Task material.
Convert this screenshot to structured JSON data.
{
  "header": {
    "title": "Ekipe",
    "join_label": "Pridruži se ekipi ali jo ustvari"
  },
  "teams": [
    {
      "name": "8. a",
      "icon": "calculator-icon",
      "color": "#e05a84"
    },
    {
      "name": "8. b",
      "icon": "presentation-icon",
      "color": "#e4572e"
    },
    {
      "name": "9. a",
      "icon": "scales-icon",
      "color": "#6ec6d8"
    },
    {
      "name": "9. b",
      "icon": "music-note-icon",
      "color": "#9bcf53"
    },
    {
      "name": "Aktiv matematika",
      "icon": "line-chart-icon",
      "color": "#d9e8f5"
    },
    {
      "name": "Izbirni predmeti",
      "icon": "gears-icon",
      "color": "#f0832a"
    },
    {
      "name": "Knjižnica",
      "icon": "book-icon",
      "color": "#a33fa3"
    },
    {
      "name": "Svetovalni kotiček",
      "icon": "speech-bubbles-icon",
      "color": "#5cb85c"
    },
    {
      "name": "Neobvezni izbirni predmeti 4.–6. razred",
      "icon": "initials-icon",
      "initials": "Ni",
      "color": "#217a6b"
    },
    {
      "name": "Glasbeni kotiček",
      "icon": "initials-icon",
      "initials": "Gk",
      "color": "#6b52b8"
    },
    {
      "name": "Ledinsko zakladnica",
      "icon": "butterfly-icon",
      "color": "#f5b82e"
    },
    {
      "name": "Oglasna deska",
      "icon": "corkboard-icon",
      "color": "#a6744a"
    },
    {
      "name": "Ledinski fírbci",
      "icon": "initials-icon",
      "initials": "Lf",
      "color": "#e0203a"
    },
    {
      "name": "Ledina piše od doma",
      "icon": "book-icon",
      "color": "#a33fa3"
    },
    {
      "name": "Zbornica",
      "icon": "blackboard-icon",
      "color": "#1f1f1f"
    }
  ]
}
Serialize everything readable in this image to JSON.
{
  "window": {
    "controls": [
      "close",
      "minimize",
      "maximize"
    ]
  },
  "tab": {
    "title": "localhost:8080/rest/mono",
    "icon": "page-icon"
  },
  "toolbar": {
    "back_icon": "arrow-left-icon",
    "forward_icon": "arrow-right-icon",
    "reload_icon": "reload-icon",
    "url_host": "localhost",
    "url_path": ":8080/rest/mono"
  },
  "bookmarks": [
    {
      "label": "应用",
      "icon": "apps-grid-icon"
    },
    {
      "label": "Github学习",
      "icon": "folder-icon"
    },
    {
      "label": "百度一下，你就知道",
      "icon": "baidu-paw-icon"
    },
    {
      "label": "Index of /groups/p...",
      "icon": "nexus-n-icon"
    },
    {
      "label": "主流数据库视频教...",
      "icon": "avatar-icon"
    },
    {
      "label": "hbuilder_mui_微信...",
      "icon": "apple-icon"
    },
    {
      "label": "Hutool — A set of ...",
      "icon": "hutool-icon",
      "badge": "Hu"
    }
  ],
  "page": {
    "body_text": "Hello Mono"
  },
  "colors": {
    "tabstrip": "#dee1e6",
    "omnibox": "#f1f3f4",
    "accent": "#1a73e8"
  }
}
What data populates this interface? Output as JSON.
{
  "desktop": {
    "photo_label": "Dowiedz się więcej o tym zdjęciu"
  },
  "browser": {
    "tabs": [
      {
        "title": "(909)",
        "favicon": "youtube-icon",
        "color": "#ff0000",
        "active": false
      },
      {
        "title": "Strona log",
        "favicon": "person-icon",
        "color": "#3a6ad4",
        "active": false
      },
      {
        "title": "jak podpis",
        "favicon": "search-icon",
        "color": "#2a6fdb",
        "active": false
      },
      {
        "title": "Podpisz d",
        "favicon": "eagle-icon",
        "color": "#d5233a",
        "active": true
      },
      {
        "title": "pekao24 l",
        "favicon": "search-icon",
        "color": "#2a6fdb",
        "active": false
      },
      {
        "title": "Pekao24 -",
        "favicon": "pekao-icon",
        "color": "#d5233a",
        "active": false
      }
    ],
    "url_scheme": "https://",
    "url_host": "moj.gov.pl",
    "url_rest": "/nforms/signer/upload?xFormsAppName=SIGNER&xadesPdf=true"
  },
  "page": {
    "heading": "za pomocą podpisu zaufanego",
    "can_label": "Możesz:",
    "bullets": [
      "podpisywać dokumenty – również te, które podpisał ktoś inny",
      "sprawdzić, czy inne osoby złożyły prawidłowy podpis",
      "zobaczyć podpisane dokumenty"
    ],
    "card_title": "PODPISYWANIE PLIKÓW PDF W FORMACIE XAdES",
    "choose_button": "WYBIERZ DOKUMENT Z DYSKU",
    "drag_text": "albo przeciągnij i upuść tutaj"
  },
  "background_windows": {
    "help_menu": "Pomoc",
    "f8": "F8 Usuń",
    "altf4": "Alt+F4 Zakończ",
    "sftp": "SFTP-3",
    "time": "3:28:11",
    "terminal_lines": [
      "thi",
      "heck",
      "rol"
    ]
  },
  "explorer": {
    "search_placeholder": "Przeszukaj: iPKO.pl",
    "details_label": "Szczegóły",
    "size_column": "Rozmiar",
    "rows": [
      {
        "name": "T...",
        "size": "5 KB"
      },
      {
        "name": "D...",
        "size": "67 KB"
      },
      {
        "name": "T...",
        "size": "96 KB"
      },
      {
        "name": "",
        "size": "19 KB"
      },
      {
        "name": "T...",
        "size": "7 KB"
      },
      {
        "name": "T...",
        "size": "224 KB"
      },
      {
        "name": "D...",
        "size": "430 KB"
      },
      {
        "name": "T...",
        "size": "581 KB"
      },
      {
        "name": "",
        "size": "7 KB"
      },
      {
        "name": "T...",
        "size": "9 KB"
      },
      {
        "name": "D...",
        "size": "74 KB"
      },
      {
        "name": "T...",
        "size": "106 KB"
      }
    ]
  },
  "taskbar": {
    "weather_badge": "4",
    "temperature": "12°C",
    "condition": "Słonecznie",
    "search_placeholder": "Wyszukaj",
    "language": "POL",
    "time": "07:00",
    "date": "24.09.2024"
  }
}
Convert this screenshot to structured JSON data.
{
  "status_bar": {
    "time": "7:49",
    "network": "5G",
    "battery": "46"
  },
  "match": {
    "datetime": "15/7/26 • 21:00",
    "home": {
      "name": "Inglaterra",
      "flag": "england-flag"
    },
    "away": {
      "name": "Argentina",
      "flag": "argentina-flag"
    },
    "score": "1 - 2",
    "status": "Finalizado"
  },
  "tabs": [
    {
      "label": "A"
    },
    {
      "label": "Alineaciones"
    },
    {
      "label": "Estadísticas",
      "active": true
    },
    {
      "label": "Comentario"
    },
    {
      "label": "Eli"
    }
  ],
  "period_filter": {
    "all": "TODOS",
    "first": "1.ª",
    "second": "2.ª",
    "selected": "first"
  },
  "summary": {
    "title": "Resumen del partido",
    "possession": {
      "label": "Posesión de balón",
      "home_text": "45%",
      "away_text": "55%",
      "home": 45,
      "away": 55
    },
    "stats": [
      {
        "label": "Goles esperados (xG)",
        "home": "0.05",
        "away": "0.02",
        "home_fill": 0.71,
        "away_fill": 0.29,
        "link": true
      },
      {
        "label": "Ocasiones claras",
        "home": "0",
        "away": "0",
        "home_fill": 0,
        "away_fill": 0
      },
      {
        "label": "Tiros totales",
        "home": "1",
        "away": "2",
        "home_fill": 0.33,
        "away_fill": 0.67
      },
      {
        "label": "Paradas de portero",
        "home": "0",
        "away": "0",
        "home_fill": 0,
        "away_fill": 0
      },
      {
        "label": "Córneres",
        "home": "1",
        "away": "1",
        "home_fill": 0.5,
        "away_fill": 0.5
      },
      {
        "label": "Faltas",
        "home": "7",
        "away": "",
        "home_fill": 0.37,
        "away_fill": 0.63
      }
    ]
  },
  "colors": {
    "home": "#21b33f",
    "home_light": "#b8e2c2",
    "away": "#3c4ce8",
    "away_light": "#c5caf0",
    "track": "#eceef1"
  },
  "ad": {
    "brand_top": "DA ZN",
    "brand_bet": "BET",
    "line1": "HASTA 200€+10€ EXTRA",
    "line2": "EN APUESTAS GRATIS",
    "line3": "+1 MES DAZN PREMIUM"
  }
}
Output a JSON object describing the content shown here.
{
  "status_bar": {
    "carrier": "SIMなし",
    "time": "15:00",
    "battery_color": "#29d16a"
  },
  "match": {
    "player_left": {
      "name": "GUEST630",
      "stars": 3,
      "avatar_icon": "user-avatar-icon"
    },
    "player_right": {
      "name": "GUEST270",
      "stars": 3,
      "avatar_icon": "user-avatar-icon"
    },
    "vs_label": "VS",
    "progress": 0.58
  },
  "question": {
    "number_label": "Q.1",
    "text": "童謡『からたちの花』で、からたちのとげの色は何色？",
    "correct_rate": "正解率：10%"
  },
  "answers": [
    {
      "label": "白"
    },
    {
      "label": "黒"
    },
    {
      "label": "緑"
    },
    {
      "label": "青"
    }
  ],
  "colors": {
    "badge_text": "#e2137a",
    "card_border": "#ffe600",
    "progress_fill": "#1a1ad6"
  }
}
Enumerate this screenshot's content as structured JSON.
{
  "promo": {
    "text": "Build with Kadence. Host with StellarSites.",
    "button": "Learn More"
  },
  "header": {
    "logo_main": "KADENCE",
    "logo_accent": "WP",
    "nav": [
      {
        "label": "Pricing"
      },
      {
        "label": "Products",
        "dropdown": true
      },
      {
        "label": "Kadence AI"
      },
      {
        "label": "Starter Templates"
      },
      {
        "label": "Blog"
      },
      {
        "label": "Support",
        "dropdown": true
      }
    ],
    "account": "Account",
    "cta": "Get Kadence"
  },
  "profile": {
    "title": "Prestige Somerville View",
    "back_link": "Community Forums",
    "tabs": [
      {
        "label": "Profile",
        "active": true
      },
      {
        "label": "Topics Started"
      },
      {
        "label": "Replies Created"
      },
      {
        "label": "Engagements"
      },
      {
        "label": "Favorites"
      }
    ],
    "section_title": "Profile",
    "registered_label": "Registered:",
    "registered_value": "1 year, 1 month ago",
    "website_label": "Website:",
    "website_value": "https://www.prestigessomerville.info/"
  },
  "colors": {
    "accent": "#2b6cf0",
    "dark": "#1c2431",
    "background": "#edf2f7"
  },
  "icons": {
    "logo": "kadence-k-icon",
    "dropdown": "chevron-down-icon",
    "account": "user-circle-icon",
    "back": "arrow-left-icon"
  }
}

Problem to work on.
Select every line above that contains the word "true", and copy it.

Answer to this task.
        "active": true
    "url_rest": "/nforms/signer/upload?xFormsAppName=SIGNER&xadesPdf=true"
      "active": true
        "link": true
        "dropdown": true
        "dropdown": true
        "active": true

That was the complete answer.